Exercise instructions: Go over the records and copy every line with the string "girl".

Collected data
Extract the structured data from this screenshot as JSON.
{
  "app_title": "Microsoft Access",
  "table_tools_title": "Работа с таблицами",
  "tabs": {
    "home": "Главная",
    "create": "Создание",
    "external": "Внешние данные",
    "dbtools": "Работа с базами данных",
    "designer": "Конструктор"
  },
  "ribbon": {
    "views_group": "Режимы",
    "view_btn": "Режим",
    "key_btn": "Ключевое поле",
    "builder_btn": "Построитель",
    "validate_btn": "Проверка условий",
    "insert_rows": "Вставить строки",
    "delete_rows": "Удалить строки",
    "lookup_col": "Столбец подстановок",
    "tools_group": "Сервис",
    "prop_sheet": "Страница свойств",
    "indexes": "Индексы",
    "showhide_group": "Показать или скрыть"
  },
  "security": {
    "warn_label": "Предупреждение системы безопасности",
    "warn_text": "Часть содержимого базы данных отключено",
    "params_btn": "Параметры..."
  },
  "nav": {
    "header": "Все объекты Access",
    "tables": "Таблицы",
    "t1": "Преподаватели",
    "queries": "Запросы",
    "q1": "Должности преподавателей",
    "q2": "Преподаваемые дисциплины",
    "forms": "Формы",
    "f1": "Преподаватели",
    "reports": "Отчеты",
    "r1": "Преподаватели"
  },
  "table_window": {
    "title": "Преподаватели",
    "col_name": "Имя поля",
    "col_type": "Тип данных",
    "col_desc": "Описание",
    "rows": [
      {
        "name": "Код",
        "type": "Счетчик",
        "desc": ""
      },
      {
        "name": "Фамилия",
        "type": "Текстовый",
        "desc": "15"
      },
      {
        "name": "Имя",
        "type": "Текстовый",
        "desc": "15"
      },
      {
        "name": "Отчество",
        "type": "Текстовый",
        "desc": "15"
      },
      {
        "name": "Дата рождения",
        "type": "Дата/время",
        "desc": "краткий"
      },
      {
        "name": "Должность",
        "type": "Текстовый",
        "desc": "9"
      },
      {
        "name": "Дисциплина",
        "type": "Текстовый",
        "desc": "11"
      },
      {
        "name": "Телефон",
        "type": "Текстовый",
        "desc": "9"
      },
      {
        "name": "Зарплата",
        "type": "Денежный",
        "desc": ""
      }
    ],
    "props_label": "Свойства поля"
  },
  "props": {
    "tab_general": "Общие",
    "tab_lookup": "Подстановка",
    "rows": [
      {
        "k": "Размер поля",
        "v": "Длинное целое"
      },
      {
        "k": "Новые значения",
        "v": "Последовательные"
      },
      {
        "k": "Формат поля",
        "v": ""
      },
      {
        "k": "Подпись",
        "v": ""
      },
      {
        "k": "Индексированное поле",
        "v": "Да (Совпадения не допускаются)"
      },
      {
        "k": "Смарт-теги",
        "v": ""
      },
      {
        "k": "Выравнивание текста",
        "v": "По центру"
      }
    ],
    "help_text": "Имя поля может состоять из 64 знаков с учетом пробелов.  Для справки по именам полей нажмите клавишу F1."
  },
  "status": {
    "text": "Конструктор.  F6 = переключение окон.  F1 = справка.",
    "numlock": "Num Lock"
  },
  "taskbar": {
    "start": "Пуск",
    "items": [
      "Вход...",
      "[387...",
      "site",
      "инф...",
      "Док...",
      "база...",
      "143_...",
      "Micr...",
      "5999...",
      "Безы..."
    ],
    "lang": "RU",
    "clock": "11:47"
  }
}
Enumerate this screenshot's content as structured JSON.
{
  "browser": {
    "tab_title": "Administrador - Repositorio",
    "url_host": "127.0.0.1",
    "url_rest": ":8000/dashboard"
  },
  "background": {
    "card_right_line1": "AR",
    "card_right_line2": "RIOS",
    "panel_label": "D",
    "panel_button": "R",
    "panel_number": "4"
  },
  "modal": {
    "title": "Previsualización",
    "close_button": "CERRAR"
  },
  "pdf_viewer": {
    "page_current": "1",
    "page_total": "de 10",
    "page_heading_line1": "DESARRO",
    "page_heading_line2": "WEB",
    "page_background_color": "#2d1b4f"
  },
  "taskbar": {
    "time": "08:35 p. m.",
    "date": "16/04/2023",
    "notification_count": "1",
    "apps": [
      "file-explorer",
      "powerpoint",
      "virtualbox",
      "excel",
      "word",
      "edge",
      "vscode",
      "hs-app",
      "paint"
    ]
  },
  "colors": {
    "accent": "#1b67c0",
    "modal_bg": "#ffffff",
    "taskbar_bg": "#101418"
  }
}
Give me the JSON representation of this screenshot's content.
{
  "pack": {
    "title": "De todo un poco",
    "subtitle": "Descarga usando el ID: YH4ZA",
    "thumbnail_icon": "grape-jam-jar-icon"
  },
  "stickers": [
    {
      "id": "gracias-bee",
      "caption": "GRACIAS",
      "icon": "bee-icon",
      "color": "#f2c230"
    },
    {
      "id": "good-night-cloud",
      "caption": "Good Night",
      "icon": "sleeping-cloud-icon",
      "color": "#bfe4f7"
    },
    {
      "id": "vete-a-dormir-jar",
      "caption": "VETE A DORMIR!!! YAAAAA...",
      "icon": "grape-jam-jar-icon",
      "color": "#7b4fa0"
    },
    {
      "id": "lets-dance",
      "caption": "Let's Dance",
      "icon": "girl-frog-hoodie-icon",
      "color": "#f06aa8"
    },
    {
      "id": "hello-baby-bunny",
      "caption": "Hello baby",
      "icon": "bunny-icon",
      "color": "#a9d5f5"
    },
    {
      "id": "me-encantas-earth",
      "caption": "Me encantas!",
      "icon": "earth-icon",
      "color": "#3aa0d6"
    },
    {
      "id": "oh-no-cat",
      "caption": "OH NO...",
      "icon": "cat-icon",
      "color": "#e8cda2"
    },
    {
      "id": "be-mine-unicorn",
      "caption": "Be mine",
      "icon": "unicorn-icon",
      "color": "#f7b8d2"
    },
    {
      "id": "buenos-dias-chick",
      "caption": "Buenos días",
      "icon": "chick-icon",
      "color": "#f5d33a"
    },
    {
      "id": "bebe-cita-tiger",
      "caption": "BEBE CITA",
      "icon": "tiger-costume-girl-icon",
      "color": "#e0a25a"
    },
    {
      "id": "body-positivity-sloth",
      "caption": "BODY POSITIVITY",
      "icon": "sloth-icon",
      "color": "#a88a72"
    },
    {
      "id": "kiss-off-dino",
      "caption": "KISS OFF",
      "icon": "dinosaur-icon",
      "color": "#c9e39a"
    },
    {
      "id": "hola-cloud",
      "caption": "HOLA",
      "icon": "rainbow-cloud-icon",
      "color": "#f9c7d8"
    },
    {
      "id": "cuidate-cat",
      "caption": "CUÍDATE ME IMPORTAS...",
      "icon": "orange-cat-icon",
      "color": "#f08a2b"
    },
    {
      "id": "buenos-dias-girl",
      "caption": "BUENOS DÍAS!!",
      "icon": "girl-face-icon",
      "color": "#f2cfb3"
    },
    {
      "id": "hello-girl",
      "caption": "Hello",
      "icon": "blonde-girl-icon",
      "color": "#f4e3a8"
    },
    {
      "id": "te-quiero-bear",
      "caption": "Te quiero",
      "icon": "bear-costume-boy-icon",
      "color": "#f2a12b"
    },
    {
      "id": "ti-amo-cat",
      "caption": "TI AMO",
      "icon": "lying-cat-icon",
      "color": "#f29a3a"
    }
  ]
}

Solved problem:
      "icon": "girl-frog-hoodie-icon",
      "icon": "tiger-costume-girl-icon",
      "id": "buenos-dias-girl",
      "icon": "girl-face-icon",
      "id": "hello-girl",
      "icon": "blonde-girl-icon",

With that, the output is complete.